BOSTON, April 11 -- For a city where baseball has caused more than its share of heartache, Monday was about as close as a spring afternoon can get to perfect redemption.
A cool and nearly cloudless Red Sox home opener at Fenway Park. The unveiling of a fluttering banner and megawatt World Series rings to consummate Boston's first championship since 1918. And an 8-1 thumping of the New York Yankees -- their perennial partner in baseball's most bitter rivalry -- who applauded from their dugout during the pregame ceremony.
Double the fun: Fans packed Fenway Park to watch the Red Sox receive their rings for winning their first World Series in 86 years and then beat the Yankees.
(Michael Dwyer -- AP)
It was a day replete with nostalgic, if heavily produced, glimpses of this city's sometimes painful, sometimes euphoric sporting lore.
One by one, the players received their jewelry, serenaded by white-coated members of the Boston Pops and Symphony Orchestra.
Afterward, a collection of retired Red Sox greats, whose own World Series quests had fallen short over the decades -- including Hall of Famer Carl Yastrzemski and former league MVP Jim Rice -- emerged from a doorway in the left field wall like the ghosts of baseball past in the movie "Field of Dreams."
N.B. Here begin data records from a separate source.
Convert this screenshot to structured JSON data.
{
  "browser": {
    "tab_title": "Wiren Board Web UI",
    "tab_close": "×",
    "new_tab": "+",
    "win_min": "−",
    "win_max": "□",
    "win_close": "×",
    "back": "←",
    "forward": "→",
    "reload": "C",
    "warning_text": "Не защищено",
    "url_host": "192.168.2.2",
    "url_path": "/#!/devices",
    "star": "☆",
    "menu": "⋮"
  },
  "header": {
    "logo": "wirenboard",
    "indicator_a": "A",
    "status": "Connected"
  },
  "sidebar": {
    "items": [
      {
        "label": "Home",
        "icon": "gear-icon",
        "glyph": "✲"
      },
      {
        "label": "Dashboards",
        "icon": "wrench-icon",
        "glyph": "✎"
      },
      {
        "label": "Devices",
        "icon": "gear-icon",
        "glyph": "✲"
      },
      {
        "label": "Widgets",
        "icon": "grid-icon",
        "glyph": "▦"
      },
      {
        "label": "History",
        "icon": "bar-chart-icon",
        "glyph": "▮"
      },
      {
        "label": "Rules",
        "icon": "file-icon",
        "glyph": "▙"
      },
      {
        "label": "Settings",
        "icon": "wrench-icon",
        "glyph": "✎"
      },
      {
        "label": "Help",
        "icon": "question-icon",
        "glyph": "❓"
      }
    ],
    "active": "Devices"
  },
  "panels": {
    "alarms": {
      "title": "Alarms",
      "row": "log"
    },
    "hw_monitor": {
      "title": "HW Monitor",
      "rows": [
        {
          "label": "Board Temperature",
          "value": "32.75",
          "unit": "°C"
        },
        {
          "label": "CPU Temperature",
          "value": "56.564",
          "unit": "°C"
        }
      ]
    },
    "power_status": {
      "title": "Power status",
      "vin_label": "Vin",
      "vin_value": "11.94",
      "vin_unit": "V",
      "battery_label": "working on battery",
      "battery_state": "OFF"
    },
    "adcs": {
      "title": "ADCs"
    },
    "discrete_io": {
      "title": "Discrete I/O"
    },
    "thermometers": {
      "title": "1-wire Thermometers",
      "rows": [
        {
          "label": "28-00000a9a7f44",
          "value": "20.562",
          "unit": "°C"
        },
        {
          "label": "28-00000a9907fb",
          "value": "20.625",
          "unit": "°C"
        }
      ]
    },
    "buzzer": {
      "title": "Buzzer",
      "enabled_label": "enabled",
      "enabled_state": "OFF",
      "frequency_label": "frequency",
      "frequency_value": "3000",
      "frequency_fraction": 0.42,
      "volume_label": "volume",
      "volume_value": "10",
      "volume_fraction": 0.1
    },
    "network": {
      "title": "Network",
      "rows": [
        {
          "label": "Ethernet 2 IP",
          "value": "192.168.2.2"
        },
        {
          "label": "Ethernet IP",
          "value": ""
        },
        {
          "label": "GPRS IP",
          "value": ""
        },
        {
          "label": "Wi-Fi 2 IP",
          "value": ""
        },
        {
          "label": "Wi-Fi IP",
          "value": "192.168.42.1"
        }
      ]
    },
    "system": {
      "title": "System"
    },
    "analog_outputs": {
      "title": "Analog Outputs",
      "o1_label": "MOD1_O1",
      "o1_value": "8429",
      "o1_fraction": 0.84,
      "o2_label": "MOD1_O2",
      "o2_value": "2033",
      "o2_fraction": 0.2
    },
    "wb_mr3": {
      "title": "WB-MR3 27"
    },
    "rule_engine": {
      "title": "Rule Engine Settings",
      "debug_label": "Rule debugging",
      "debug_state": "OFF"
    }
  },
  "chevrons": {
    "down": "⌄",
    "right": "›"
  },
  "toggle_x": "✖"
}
"I never dreamed anything like this would happen in my lifetime," said Johnny Pesky, 85, who joined the Red Sox as a spry middle infielder 63 years ago and still works with the team. He helped hoist the championship flag before the game.
"I was just so happy to be here to see it."
Celtics legend Bill Russell and former Bruins star Bobby Orr threw out the ceremonial first pitches, joined by current New England Patriots defensive stars Richard Seymour and Tedy Bruschi. In one of his few public appearances since suffering a minor stroke after the Patriots won the Super Bowl in February, Bruschi sported a Red Sox jersey with Manager Terry Francona's number 47.
The game itself was something of an anticlimax, an exception to the close-fought battles and playoff-like intensity that mark even early season meetings between the Red Sox and the Yankees.
During pregame introductions, Boston fans saved some of their loudest ovations for New York closer Mariano Rivera, who blew two saves against the Red Sox in last year's AL Championship Series and two last week and acknowledged the sarcastic cheers with a wide smile.
Boston took a 2-0 lead on a second-inning home run to left by catcher Doug Mirabelli. An inning later, a bases-loaded single by first baseman Kevin Millar plated two more Red Sox runs.
Some sloppy Yankees fielding broke the game open in the fourth. After Mark Bellhorn singled, third baseman Alex Rodriguez let Johnny Damon's dribbler slip under his glove. The next batter, Trot Nixon, lofted a lazy fly ball to right that Gary Sheffield misplayed into a two-run double. Manny Ramirez then singled home Nixon.
Meantime, Boston knuckleballer Tim Wakefield, the longest-tenured member of the Red Sox who was making his first start in a home opener, stymied the Yankees over seven innings, yielding just one unearned run on five hits.
"We got a ring ceremony. All of a sudden you look up, and [the Yankees' Derek] Jeter's in the batter's box. It was going quick, but Wakefield kind of took care of the rest for us. He was fantastic," said Francona, who returned to the team after missing five games to undergo medical tests after falling ill in New York a week ago.
For the Yankees, Monday underscored the stark reversal of fortunes of a team that won 26 championships during Boston's 86-year drought, but none since 2000.
"They certainly deserved everything they got today," New York Manager Joe Torre said after the game. "Even though you certainly envy what's going on and you're a little jealous of it, you can't ignore it. You know, I think everyone was curious just to see what the Red Sox would do on the day they got their World Series rings."
Several Red Sox players said they felt that Monday brought a fitting end to the five-month celebration this region has enjoyed since last October's cathartic triumph over the Yankees in a grueling, seven-game AL Championship Series, and the World Series sweep of the St. Louis Cardinals.
"We were able to celebrate 2004 and now we can put that to bed and get on with 2005," Wakefield said.
Boston fans, who any other year might already be racked with anxiety over the team's 3-4 record to start the season, seemed to cherish one last occasion to celebrate last season. Dozens camped outside the park for more than 48 hours to purchase tickets made available hours before the first pitch.
Brothers-in-law Joseph Hir and Michael Cronan said they paid about $1,300 for a pair of tickets. "Last year was almost a religious experience," said Hir, 39, who lives in Sandwich, Mass. "I needed to be here for all the Red Sox fans who came before. Every year they said wait till next year. This is next year."